*Directions*
Below are some records; output all of them exactly.

*Material for this exercise*
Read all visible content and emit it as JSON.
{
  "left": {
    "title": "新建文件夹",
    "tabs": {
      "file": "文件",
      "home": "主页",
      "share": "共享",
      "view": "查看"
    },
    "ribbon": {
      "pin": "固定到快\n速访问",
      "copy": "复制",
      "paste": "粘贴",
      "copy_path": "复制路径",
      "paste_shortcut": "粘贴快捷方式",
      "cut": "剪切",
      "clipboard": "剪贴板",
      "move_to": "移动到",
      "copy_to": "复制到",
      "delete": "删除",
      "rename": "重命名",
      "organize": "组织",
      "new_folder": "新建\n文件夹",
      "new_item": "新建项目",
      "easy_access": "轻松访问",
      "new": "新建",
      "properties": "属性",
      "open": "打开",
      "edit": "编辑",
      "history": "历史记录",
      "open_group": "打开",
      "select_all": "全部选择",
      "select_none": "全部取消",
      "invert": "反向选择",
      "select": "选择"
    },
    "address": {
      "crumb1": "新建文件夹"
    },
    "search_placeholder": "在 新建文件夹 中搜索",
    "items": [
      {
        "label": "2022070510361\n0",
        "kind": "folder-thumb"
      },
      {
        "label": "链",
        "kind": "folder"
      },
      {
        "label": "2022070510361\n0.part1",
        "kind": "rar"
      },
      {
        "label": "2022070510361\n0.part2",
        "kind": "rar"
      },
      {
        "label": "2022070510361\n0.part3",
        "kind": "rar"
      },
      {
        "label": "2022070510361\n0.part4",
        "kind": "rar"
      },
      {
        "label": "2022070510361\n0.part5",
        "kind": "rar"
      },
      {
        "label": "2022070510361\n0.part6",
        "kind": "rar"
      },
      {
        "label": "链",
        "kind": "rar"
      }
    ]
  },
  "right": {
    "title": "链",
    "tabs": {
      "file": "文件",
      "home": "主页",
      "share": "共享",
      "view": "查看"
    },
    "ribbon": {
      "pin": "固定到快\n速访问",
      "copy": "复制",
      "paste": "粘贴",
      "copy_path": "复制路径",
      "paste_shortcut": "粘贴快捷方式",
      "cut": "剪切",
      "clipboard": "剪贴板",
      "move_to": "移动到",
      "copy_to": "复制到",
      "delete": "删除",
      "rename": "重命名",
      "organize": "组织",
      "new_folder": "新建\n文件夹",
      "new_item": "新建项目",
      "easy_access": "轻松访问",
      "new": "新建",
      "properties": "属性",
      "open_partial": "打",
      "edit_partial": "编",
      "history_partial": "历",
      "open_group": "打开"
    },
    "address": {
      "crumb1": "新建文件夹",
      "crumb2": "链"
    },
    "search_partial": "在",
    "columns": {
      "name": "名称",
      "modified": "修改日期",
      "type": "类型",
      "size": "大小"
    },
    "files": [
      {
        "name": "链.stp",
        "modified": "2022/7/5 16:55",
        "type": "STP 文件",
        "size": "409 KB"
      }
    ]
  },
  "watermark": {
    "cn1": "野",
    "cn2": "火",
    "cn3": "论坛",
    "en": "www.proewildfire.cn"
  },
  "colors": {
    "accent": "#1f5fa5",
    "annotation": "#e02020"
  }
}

*Reply*
Read all visible content and emit it as JSON.
{
  "left": {
    "title": "新建文件夹",
    "tabs": {
      "file": "文件",
      "home": "主页",
      "share": "共享",
      "view": "查看"
    },
    "ribbon": {
      "pin": "固定到快\n速访问",
      "copy": "复制",
      "paste": "粘贴",
      "copy_path": "复制路径",
      "paste_shortcut": "粘贴快捷方式",
      "cut": "剪切",
      "clipboard": "剪贴板",
      "move_to": "移动到",
      "copy_to": "复制到",
      "delete": "删除",
      "rename": "重命名",
      "organize": "组织",
      "new_folder": "新建\n文件夹",
      "new_item": "新建项目",
      "easy_access": "轻松访问",
      "new": "新建",
      "properties": "属性",
      "open": "打开",
      "edit": "编辑",
      "history": "历史记录",
      "open_group": "打开",
      "select_all": "全部选择",
      "select_none": "全部取消",
      "invert": "反向选择",
      "select": "选择"
    },
    "address": {
      "crumb1": "新建文件夹"
    },
    "search_placeholder": "在 新建文件夹 中搜索",
    "items": [
      {
        "label": "2022070510361\n0",
        "kind": "folder-thumb"
      },
      {
        "label": "链",
        "kind": "folder"
      },
      {
        "label": "2022070510361\n0.part1",
        "kind": "rar"
      },
      {
        "label": "2022070510361\n0.part2",
        "kind": "rar"
      },
      {
        "label": "2022070510361\n0.part3",
        "kind": "rar"
      },
      {
        "label": "2022070510361\n0.part4",
        "kind": "rar"
      },
      {
        "label": "2022070510361\n0.part5",
        "kind": "rar"
      },
      {
        "label": "2022070510361\n0.part6",
        "kind": "rar"
      },
      {
        "label": "链",
        "kind": "rar"
      }
    ]
  },
  "right": {
    "title": "链",
    "tabs": {
      "file": "文件",
      "home": "主页",
      "share": "共享",
      "view": "查看"
    },
    "ribbon": {
      "pin": "固定到快\n速访问",
      "copy": "复制",
      "paste": "粘贴",
      "copy_path": "复制路径",
      "paste_shortcut": "粘贴快捷方式",
      "cut": "剪切",
      "clipboard": "剪贴板",
      "move_to": "移动到",
      "copy_to": "复制到",
      "delete": "删除",
      "rename": "重命名",
      "organize": "组织",
      "new_folder": "新建\n文件夹",
      "new_item": "新建项目",
      "easy_access": "轻松访问",
      "new": "新建",
      "properties": "属性",
      "open_partial": "打",
      "edit_partial": "编",
      "history_partial": "历",
      "open_group": "打开"
    },
    "address": {
      "crumb1": "新建文件夹",
      "crumb2": "链"
    },
    "search_partial": "在",
    "columns": {
      "name": "名称",
      "modified": "修改日期",
      "type": "类型",
      "size": "大小"
    },
    "files": [
      {
        "name": "链.stp",
        "modified": "2022/7/5 16:55",
        "type": "STP 文件",
        "size": "409 KB"
      }
    ]
  },
  "watermark": {
    "cn1": "野",
    "cn2": "火",
    "cn3": "论坛",
    "en": "www.proewildfire.cn"
  },
  "colors": {
    "accent": "#1f5fa5",
    "annotation": "#e02020"
  }
}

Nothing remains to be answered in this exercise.